* [EXERCISE BRIEF]: Go through the lines below and tally each one holding "timestamp". Write only the total.

[Stored entries]
*** Begin section ***

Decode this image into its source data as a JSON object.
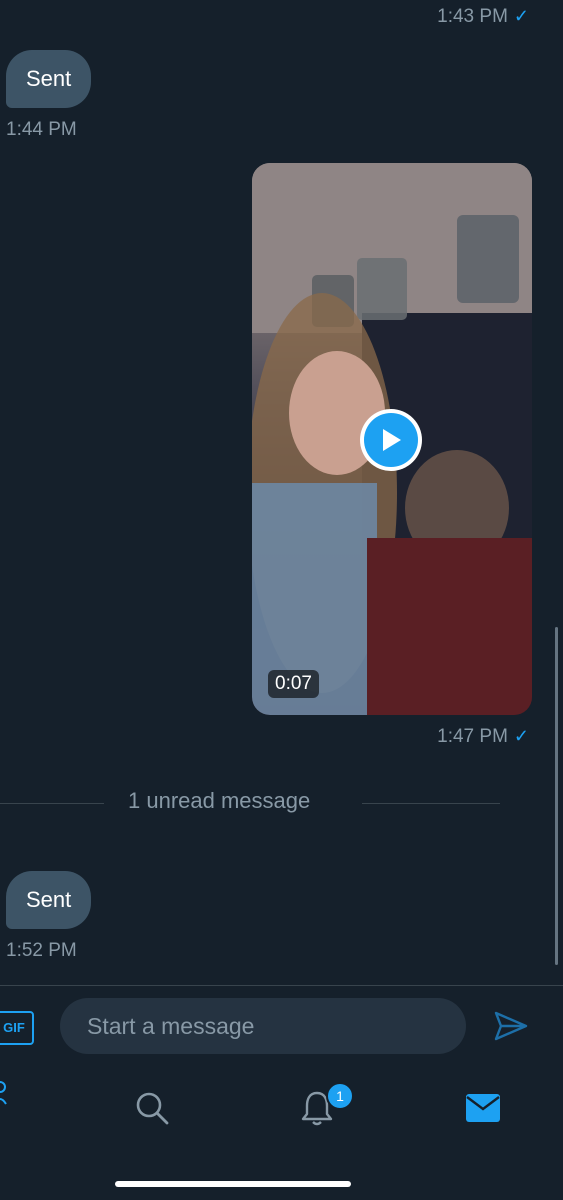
{
  "messages": [
    {
      "timestamp": "1:43 PM",
      "read_check": "✓"
    },
    {
      "bubble_text": "Sent",
      "timestamp": "1:44 PM"
    },
    {
      "video_duration": "0:07",
      "timestamp": "1:47 PM",
      "read_check": "✓"
    },
    {
      "bubble_text": "Sent",
      "timestamp": "1:52 PM"
    }
  ],
  "unread_divider": "1 unread message",
  "composer": {
    "gif_label": "GIF",
    "placeholder": "Start a message"
  },
  "tabbar": {
    "icons": [
      "search-icon",
      "bell-icon",
      "mail-icon"
    ],
    "notification_count": "1"
  },
  "colors": {
    "background": "#15202b",
    "bubble": "#3d5466",
    "accent": "#1da1f2",
    "muted_text": "#8899a6"
  }
}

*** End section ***

* [RESPONSE FOR THIS EXERCISE]: 4